An example I can think of (in early 2012) was the misrepresentation of the lean startup approach, as with anything it’s best consumed as a guide to support decision making but the emphasis at the time was essentially to create extremely lightweight prototypes of products. This didn’t sit well with me at the time as I feel there is a balance between setting out your experiments correctly and having the conviction to commit to an idea that you believe it.


Hi Neil,

I would think about this based on where the majority of your audience is today (and where it is growing the fastest), in my own experience it was vital that we built a GTM in the US (and HQ’d there) given the penetration of our customer base.

Over time this expands into new territories and that in turn requires a playbook for building out those channels, but in the near term I would be focused on where we expect to acquire the majority of our customers and build around that.


Hello James (great to see you!)

Well this certainly changes a lot through the various stages we’ve experienced so far (and I’m sure continues to do so). I think the best answer is optimizing around the things you’re best at, and hiring people that are great at the things you are not.

In reality there are some commons themes between how my day is spent, it’s typically a split between recruitment (significant %), strategy, and being in tune / supporting the core priorities we have as a business at any given time. Some of the most effective time spent is really trying to diagnose and unblock anything that is slowing us down.


Hi Hector,

Thank you for the question. A founding pillar in our approach to product was to focus around flexibility, our frustrations with what existed in the market were often related to hitting a roadblock in building out a solution because the connector or logic wasn’t available out of the box. A ‘connector’ in our world is really the opportunity to create a great experience around using a specific API, but what’s important is that there is always a way to pull or push the data that you need to be successful.

There have been plenty of gotchas along the way :slight_smile: I think it’s easy to underestimate how quickly these integrations can scale and finding ways to make it easy for new team members to get up to speed with the mission-critical workflows that exist in their realm.


Hi Ravi,

I hope I’ve interpreted this question correctly, but I’ve read it as the approach to ‘scaling’ with the business as a founder, and how looking for/working with investors supported that.

I’ll caveat this with the words that many smarter folk have said before me, ultimately imposter syndrome is very real and realising that everyone faces this challenge in many walks of life is a great reflection point.

Speaking to this personally I believe it’s important to be very open to being wrong, and being able to adapt and learn from those with differing levels of experience. Ultimately I think capability to scale is directly tied to openness to be taught. The best investors look for this in the founders they back and it’s a case of finding that fit in the process.


Hi Divyansh,

Super interesting question, it’s funny how reflection often leads to us feeling very different about a prior experience - I’m sure there many experiences that were exceptionally painful at the time that I look back on through a different lens today.
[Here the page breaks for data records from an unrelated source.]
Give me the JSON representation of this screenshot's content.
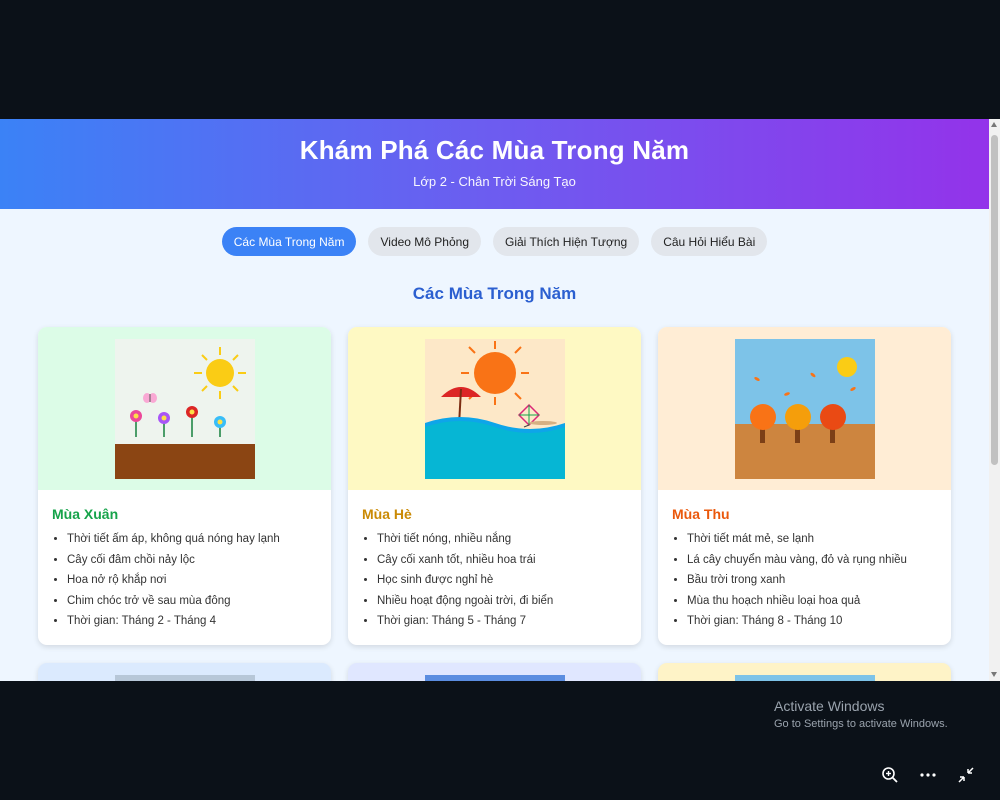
{
  "header": {
    "title": "Khám Phá Các Mùa Trong Năm",
    "subtitle": "Lớp 2 - Chân Trời Sáng Tạo"
  },
  "tabs": [
    {
      "label": "Các Mùa Trong Năm",
      "active": true
    },
    {
      "label": "Video Mô Phỏng",
      "active": false
    },
    {
      "label": "Giải Thích Hiện Tượng",
      "active": false
    },
    {
      "label": "Câu Hỏi Hiểu Bài",
      "active": false
    }
  ],
  "section_title": "Các Mùa Trong Năm",
  "seasons": [
    {
      "title": "Mùa Xuân",
      "title_color": "#16a34a",
      "bg_color": "#dcfce7",
      "items": [
        "Thời tiết ấm áp, không quá nóng hay lạnh",
        "Cây cối đâm chồi nảy lộc",
        "Hoa nở rộ khắp nơi",
        "Chim chóc trở về sau mùa đông",
        "Thời gian: Tháng 2 - Tháng 4"
      ]
    },
    {
      "title": "Mùa Hè",
      "title_color": "#ca8a04",
      "bg_color": "#fef9c3",
      "items": [
        "Thời tiết nóng, nhiều nắng",
        "Cây cối xanh tốt, nhiều hoa trái",
        "Học sinh được nghỉ hè",
        "Nhiều hoạt động ngoài trời, đi biển",
        "Thời gian: Tháng 5 - Tháng 7"
      ]
    },
    {
      "title": "Mùa Thu",
      "title_color": "#ea580c",
      "bg_color": "#ffedd5",
      "items": [
        "Thời tiết mát mẻ, se lạnh",
        "Lá cây chuyển màu vàng, đỏ và rụng nhiều",
        "Bầu trời trong xanh",
        "Mùa thu hoạch nhiều loại hoa quả",
        "Thời gian: Tháng 8 - Tháng 10"
      ]
    }
  ],
  "partial_cards_bg": [
    "#dbeafe",
    "#e0e7ff",
    "#fef3c7"
  ],
  "windows_notice": {
    "title": "Activate Windows",
    "subtitle": "Go to Settings to activate Windows."
  },
  "viewer_controls": [
    "zoom-in-icon",
    "more-options-icon",
    "exit-fullscreen-icon"
  ]
}
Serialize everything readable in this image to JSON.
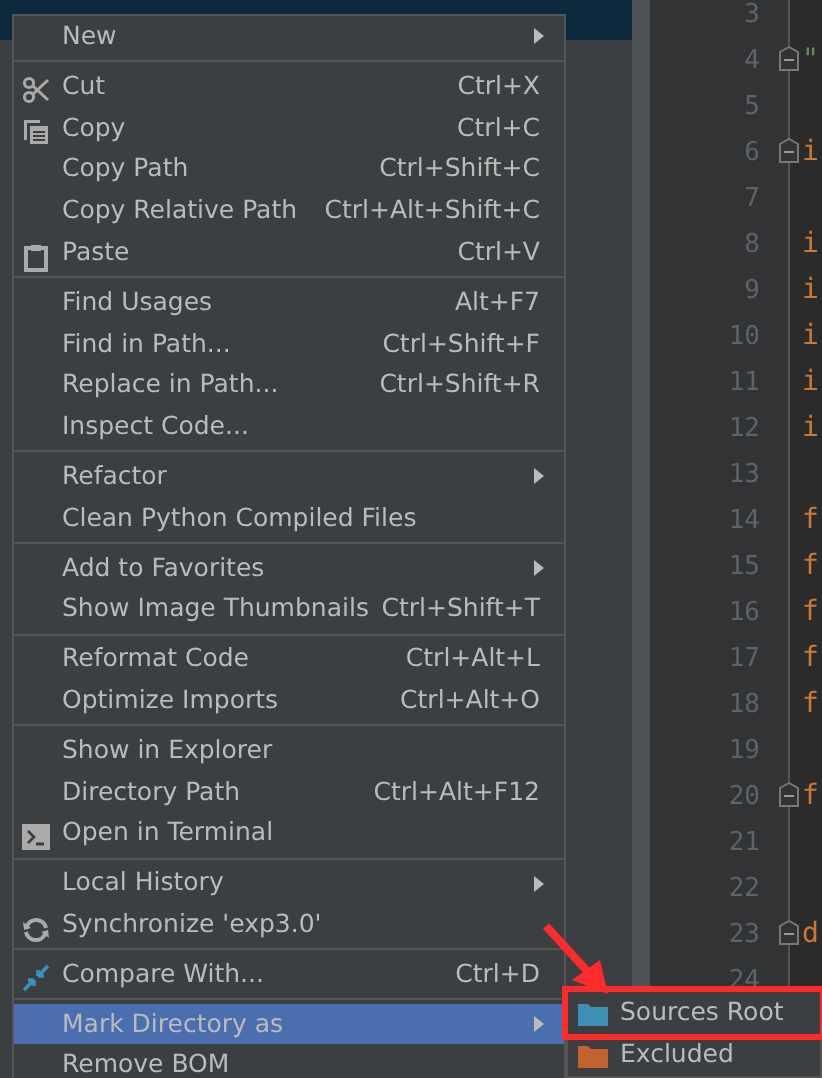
{
  "editor": {
    "lines": [
      {
        "number": "3",
        "fold": false
      },
      {
        "number": "4",
        "code": "\"",
        "kind": "string",
        "fold": true
      },
      {
        "number": "5",
        "fold": false
      },
      {
        "number": "6",
        "code": "i",
        "kind": "keyword",
        "fold": true
      },
      {
        "number": "7",
        "fold": false
      },
      {
        "number": "8",
        "code": "i",
        "kind": "keyword",
        "fold": false
      },
      {
        "number": "9",
        "code": "i",
        "kind": "keyword",
        "fold": false
      },
      {
        "number": "10",
        "code": "i",
        "kind": "keyword",
        "fold": false
      },
      {
        "number": "11",
        "code": "i",
        "kind": "keyword",
        "fold": false
      },
      {
        "number": "12",
        "code": "i",
        "kind": "keyword",
        "fold": false
      },
      {
        "number": "13",
        "fold": false
      },
      {
        "number": "14",
        "code": "f",
        "kind": "keyword",
        "fold": false
      },
      {
        "number": "15",
        "code": "f",
        "kind": "keyword",
        "fold": false
      },
      {
        "number": "16",
        "code": "f",
        "kind": "keyword",
        "fold": false
      },
      {
        "number": "17",
        "code": "f",
        "kind": "keyword",
        "fold": false
      },
      {
        "number": "18",
        "code": "f",
        "kind": "keyword",
        "fold": false
      },
      {
        "number": "19",
        "fold": false
      },
      {
        "number": "20",
        "code": "f",
        "kind": "keyword",
        "fold": true
      },
      {
        "number": "21",
        "fold": false
      },
      {
        "number": "22",
        "fold": false
      },
      {
        "number": "23",
        "code": "d",
        "kind": "keyword",
        "fold": true
      },
      {
        "number": "24",
        "fold": false
      }
    ]
  },
  "context_menu": {
    "items": [
      {
        "kind": "item",
        "label": "New",
        "submenu": true,
        "selected": false
      },
      {
        "kind": "separator"
      },
      {
        "kind": "item",
        "label": "Cut",
        "shortcut": "Ctrl+X",
        "selected": false
      },
      {
        "kind": "item",
        "label": "Copy",
        "shortcut": "Ctrl+C",
        "selected": false
      },
      {
        "kind": "item",
        "label": "Copy Path",
        "shortcut": "Ctrl+Shift+C",
        "selected": false
      },
      {
        "kind": "item",
        "label": "Copy Relative Path",
        "shortcut": "Ctrl+Alt+Shift+C",
        "selected": false
      },
      {
        "kind": "item",
        "label": "Paste",
        "shortcut": "Ctrl+V",
        "selected": false
      },
      {
        "kind": "separator"
      },
      {
        "kind": "item",
        "label": "Find Usages",
        "shortcut": "Alt+F7",
        "selected": false
      },
      {
        "kind": "item",
        "label": "Find in Path...",
        "shortcut": "Ctrl+Shift+F",
        "selected": false
      },
      {
        "kind": "item",
        "label": "Replace in Path...",
        "shortcut": "Ctrl+Shift+R",
        "selected": false
      },
      {
        "kind": "item",
        "label": "Inspect Code...",
        "selected": false
      },
      {
        "kind": "separator"
      },
      {
        "kind": "item",
        "label": "Refactor",
        "submenu": true,
        "selected": false
      },
      {
        "kind": "item",
        "label": "Clean Python Compiled Files",
        "selected": false
      },
      {
        "kind": "separator"
      },
      {
        "kind": "item",
        "label": "Add to Favorites",
        "submenu": true,
        "selected": false
      },
      {
        "kind": "item",
        "label": "Show Image Thumbnails",
        "shortcut": "Ctrl+Shift+T",
        "selected": false
      },
      {
        "kind": "separator"
      },
      {
        "kind": "item",
        "label": "Reformat Code",
        "shortcut": "Ctrl+Alt+L",
        "selected": false
      },
      {
        "kind": "item",
        "label": "Optimize Imports",
        "shortcut": "Ctrl+Alt+O",
        "selected": false
      },
      {
        "kind": "separator"
      },
      {
        "kind": "item",
        "label": "Show in Explorer",
        "selected": false
      },
      {
        "kind": "item",
        "label": "Directory Path",
        "shortcut": "Ctrl+Alt+F12",
        "selected": false
      },
      {
        "kind": "item",
        "label": "Open in Terminal",
        "selected": false
      },
      {
        "kind": "separator"
      },
      {
        "kind": "item",
        "label": "Local History",
        "submenu": true,
        "selected": false
      },
      {
        "kind": "item",
        "label": "Synchronize 'exp3.0'",
        "selected": false
      },
      {
        "kind": "separator"
      },
      {
        "kind": "item",
        "label": "Compare With...",
        "shortcut": "Ctrl+D",
        "selected": false
      },
      {
        "kind": "separator"
      },
      {
        "kind": "item",
        "label": "Mark Directory as",
        "submenu": true,
        "selected": true
      },
      {
        "kind": "item",
        "label": "Remove BOM",
        "selected": false
      }
    ]
  },
  "submenu": {
    "items": [
      {
        "label": "Sources Root",
        "color": "#3d8fb4",
        "highlighted": true
      },
      {
        "label": "Excluded",
        "color": "#c2622d",
        "highlighted": false
      }
    ]
  }
}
For me personally it was accepting that just being the best product isn’t enough, and that ultimately great GTM trumps having the best offering in the market. I still dislike that I believe this to be true (and hope to change my opinion someday) but the perfect storm is being the best of both - that is unstoppable.


Hi Deepika,

Well I think that patience is an individual thing and ultimately is determined by how long you can be patient for. If it’s clear to the business what the expectation is, and the measurement of success in this timeframe then it’ll be well setup for a healthy culture - misalignment here leads to trouble.

From a scale perspective I would assume (and hope) that the multiple product lines are aligned by vision and therefore the narrative that is being developed (which can take time) is supported by the strategy.